New is that foreign vessels, bound for the Seychelles, may now also request armed guards to be flown to their previous port of call to join the ships for armed protection, at a cost that is, and will then also be accompanied to their next port of call after leaving the Seychelles, a strong commitment by the Seychelles government to protect their national interests which are threatened by ocean terrorists who pose a clear and present danger. The move was hailed by supporters of robust and determined responses against the menace while the usual cry babies have already voiced their concern over the escalation of force, yet have not ever come up with constructive countermeasures aimed to contain ocean terror or how to defeat it.
It is understood from a usually spot on source on Mahe that the offer for armed guards is also available for cruise ships wishing to call on Victoria harbour, in order to bring back the big ocean liners with their big revenues to the archipelago. A request has reportedly also been made to the Nepalese government to provide at least a company of the famous Ghurkas to the Seychelles which can be used to deploy alongside the regular Seychellois units already fighting ocean terror, and as the reputation as fearsome fighters precedes the Ghurkas also part of elite units in the UK armed forces the pirates would be well advised to think long and hard before attempting to incur the wrath and fierce mentality of such battle hardened men on board of ships. This correspondent can only welcome the move by the Seychelles government and encourage others to follow suit and and fight back. Watch this space.
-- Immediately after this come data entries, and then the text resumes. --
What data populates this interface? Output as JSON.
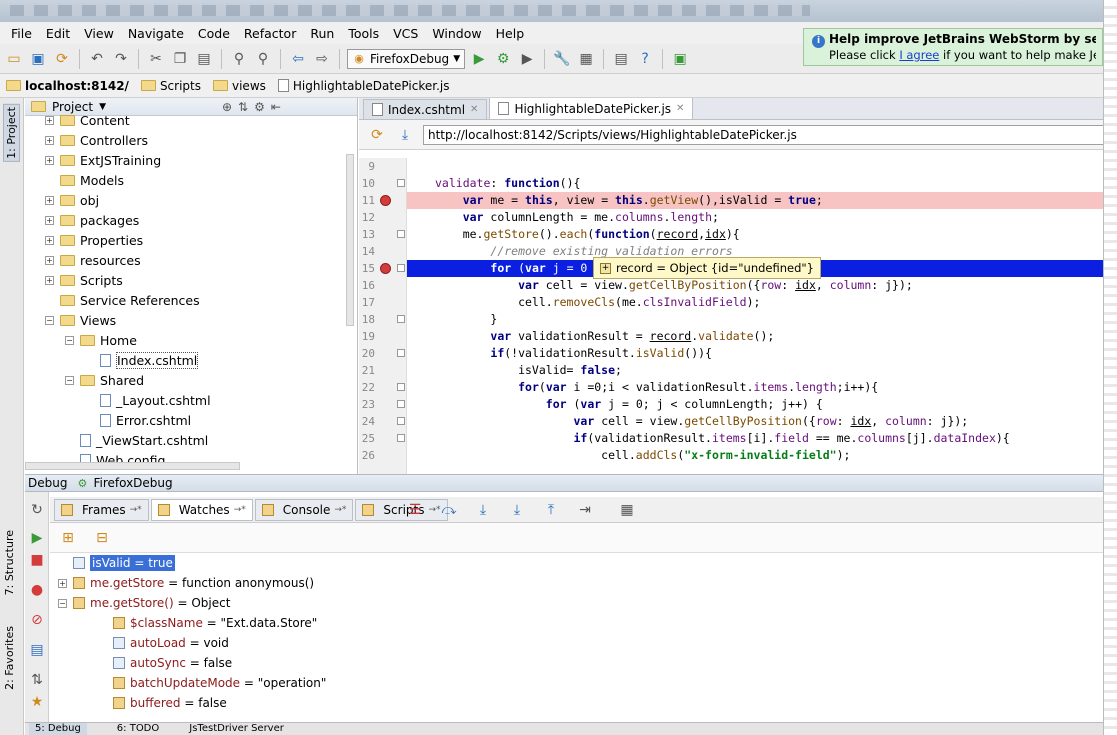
{
  "menu": [
    "File",
    "Edit",
    "View",
    "Navigate",
    "Code",
    "Refactor",
    "Run",
    "Tools",
    "VCS",
    "Window",
    "Help"
  ],
  "toolbar": {
    "run_config": "FirefoxDebug"
  },
  "notification": {
    "title": "Help improve JetBrains WebStorm by sending",
    "prefix": "Please click ",
    "link": "I agree",
    "suffix": " if you want to help make JetBrains W"
  },
  "breadcrumbs": [
    "localhost:8142/",
    "Scripts",
    "views",
    "HighlightableDatePicker.js"
  ],
  "side_tabs": {
    "project": "1: Project",
    "structure": "7: Structure",
    "favorites": "2: Favorites"
  },
  "project": {
    "header": "Project",
    "tree": [
      {
        "label": "Content",
        "indent": 0,
        "type": "folder",
        "exp": "+"
      },
      {
        "label": "Controllers",
        "indent": 0,
        "type": "folder",
        "exp": "+"
      },
      {
        "label": "ExtJSTraining",
        "indent": 0,
        "type": "folder",
        "exp": "+"
      },
      {
        "label": "Models",
        "indent": 0,
        "type": "folder",
        "exp": ""
      },
      {
        "label": "obj",
        "indent": 0,
        "type": "folder",
        "exp": "+"
      },
      {
        "label": "packages",
        "indent": 0,
        "type": "folder",
        "exp": "+"
      },
      {
        "label": "Properties",
        "indent": 0,
        "type": "folder",
        "exp": "+"
      },
      {
        "label": "resources",
        "indent": 0,
        "type": "folder",
        "exp": "+"
      },
      {
        "label": "Scripts",
        "indent": 0,
        "type": "folder",
        "exp": "+"
      },
      {
        "label": "Service References",
        "indent": 0,
        "type": "folder",
        "exp": ""
      },
      {
        "label": "Views",
        "indent": 0,
        "type": "folder",
        "exp": "−"
      },
      {
        "label": "Home",
        "indent": 1,
        "type": "folder",
        "exp": "−"
      },
      {
        "label": "Index.cshtml",
        "indent": 2,
        "type": "file",
        "exp": ""
      },
      {
        "label": "Shared",
        "indent": 1,
        "type": "folder",
        "exp": "−"
      },
      {
        "label": "_Layout.cshtml",
        "indent": 2,
        "type": "file",
        "exp": ""
      },
      {
        "label": "Error.cshtml",
        "indent": 2,
        "type": "file",
        "exp": ""
      },
      {
        "label": "_ViewStart.cshtml",
        "indent": 1,
        "type": "file",
        "exp": ""
      },
      {
        "label": "Web.config",
        "indent": 1,
        "type": "file",
        "exp": ""
      }
    ]
  },
  "editor": {
    "tabs": [
      {
        "label": "Index.cshtml",
        "active": false
      },
      {
        "label": "HighlightableDatePicker.js",
        "active": true
      }
    ],
    "url": "http://localhost:8142/Scripts/views/HighlightableDatePicker.js",
    "lines": [
      {
        "n": "9",
        "html": "",
        "cls": ""
      },
      {
        "n": "10",
        "html": "<span class='prop'>validate</span>: <span class='kw'>function</span>(){",
        "cls": ""
      },
      {
        "n": "11",
        "html": "    <span class='kw'>var</span> me = <span class='kw'>this</span>, view = <span class='kw'>this</span>.<span class='fn'>getView</span>(),isValid = <span class='kw'>true</span>;",
        "cls": "bp"
      },
      {
        "n": "12",
        "html": "    <span class='kw'>var</span> columnLength = me.<span class='prop'>columns</span>.<span class='prop'>length</span>;",
        "cls": ""
      },
      {
        "n": "13",
        "html": "    me.<span class='fn'>getStore</span>().<span class='fn'>each</span>(<span class='kw'>function</span>(<u>record</u>,<u>idx</u>){",
        "cls": ""
      },
      {
        "n": "14",
        "html": "        <span class='cm'>//remove existing validation errors</span>",
        "cls": ""
      },
      {
        "n": "15",
        "html": "        <span class='kw'>for</span> (<span class='kw'>var</span> j = 0",
        "cls": "exec"
      },
      {
        "n": "16",
        "html": "            <span class='kw'>var</span> cell = view.<span class='fn'>getCellByPosition</span>({<span class='prop'>row</span>: <u>idx</u>, <span class='prop'>column</span>: j});",
        "cls": ""
      },
      {
        "n": "17",
        "html": "            cell.<span class='fn'>removeCls</span>(me.<span class='prop'>clsInvalidField</span>);",
        "cls": ""
      },
      {
        "n": "18",
        "html": "        }",
        "cls": ""
      },
      {
        "n": "19",
        "html": "        <span class='kw'>var</span> validationResult = <u>record</u>.<span class='fn'>validate</span>();",
        "cls": ""
      },
      {
        "n": "20",
        "html": "        <span class='kw'>if</span>(!validationResult.<span class='fn'>isValid</span>()){",
        "cls": ""
      },
      {
        "n": "21",
        "html": "            isValid= <span class='kw'>false</span>;",
        "cls": ""
      },
      {
        "n": "22",
        "html": "            <span class='kw'>for</span>(<span class='kw'>var</span> i =0;i &lt; validationResult.<span class='prop'>items</span>.<span class='prop'>length</span>;i++){",
        "cls": ""
      },
      {
        "n": "23",
        "html": "                <span class='kw'>for</span> (<span class='kw'>var</span> j = 0; j &lt; columnLength; j++) {",
        "cls": ""
      },
      {
        "n": "24",
        "html": "                    <span class='kw'>var</span> cell = view.<span class='fn'>getCellByPosition</span>({<span class='prop'>row</span>: <u>idx</u>, <span class='prop'>column</span>: j});",
        "cls": ""
      },
      {
        "n": "25",
        "html": "                    <span class='kw'>if</span>(validationResult.<span class='prop'>items</span>[i].<span class='prop'>field</span> == me.<span class='prop'>columns</span>[j].<span class='prop'>dataIndex</span>){",
        "cls": ""
      },
      {
        "n": "26",
        "html": "                        cell.<span class='fn'>addCls</span>(<span class='str'>\"x-form-invalid-field\"</span>);",
        "cls": ""
      }
    ],
    "tooltip": "record = Object {id=\"undefined\"}"
  },
  "debug": {
    "label": "Debug",
    "config": "FirefoxDebug",
    "tabs": [
      {
        "label": "Frames",
        "active": false
      },
      {
        "label": "Watches",
        "active": true
      },
      {
        "label": "Console",
        "active": false
      },
      {
        "label": "Scripts",
        "active": false
      }
    ],
    "watches": [
      {
        "name": "isValid",
        "value": " = true",
        "indent": 0,
        "exp": "",
        "selected": true,
        "obj": false
      },
      {
        "name": "me.getStore",
        "value": " = function anonymous()",
        "indent": 0,
        "exp": "+",
        "selected": false,
        "obj": true
      },
      {
        "name": "me.getStore()",
        "value": " = Object",
        "indent": 0,
        "exp": "−",
        "selected": false,
        "obj": true
      },
      {
        "name": "$className",
        "value": " = \"Ext.data.Store\"",
        "indent": 1,
        "exp": "",
        "selected": false,
        "obj": true
      },
      {
        "name": "autoLoad",
        "value": " = void",
        "indent": 1,
        "exp": "",
        "selected": false,
        "obj": false
      },
      {
        "name": "autoSync",
        "value": " = false",
        "indent": 1,
        "exp": "",
        "selected": false,
        "obj": false
      },
      {
        "name": "batchUpdateMode",
        "value": " = \"operation\"",
        "indent": 1,
        "exp": "",
        "selected": false,
        "obj": true
      },
      {
        "name": "buffered",
        "value": " = false",
        "indent": 1,
        "exp": "",
        "selected": false,
        "obj": true
      }
    ]
  },
  "bottom_tabs": [
    "5: Debug",
    "6: TODO",
    "JsTestDriver Server"
  ]
}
AIR TANZANIA TURNS TO BOMBARDIER / CANDADIAN GOVERNMENT FOR LOANS
Air Tanzania, presently flying a single Bombardier Q300 plane, has gotten creative in the face of adversity and reportedly approached the Canadian manufacturer with the aim to acquire aircraft from them, thought to be initially of CRJ200 makes. Usually well informed and reliable sources have mentioned, that in order to transform the new strategic plan of ATCL into action, the airline would require additional aircraft, preferably jets of smaller size to return to the market with a chance to financially survive, and the CRJ200 is already operating in the wider region with a measure of success for their respective operators.
Attempts by ATCL to dry or wetlease aircraft on the open market are presently constrained by the lack of sufficient cash, as lessors, wary of Air Tanzanias troubled past and huge outstanding and long overdue debts, would ask for very substantial upfront payments, something the airline in turn could not afford, limiting the options for them to expand their fleet.
Bombardier in turn is said to be keen to establish a greater presence in the region and the Canadian governments export credit agency would more than likely be on board to make a deal happen, as long as the Tanzanian government steps up and guarantees any loans in case of default.
That however may be the crunch issue as Tanzania, cash strapped too, may find it difficult to make a major financial commitment at this time, even if only as a guarantee, having found it already hard to pay for the heavy maintenance of the Q300 which was held by the AMO in South Africa for nonpayment for the most part of this year. A Canadian delegation, likely to include Bombardier and EDC staff, is expected to visit Dar es Salaam for talks with ATCL and government officials to discuss a framework under which a deal could be structured and implemented.
Meanwhile is Embraer also reportedly pushing itself into the frame, already having established a major presence in the East African market and being willing to offer smaller jets too, like from their successful E170 to E190 series. Embraer is generally being thought to be more flexible with export financing and can count on the full support of the Brazilian government to do export deals for their high tech manufacturing sector. Interesting times ahead, especially in view of the surrounding economic factors now playing out in Eastern Africa like inflation, slackening demand and empty government coffers. Watch this space.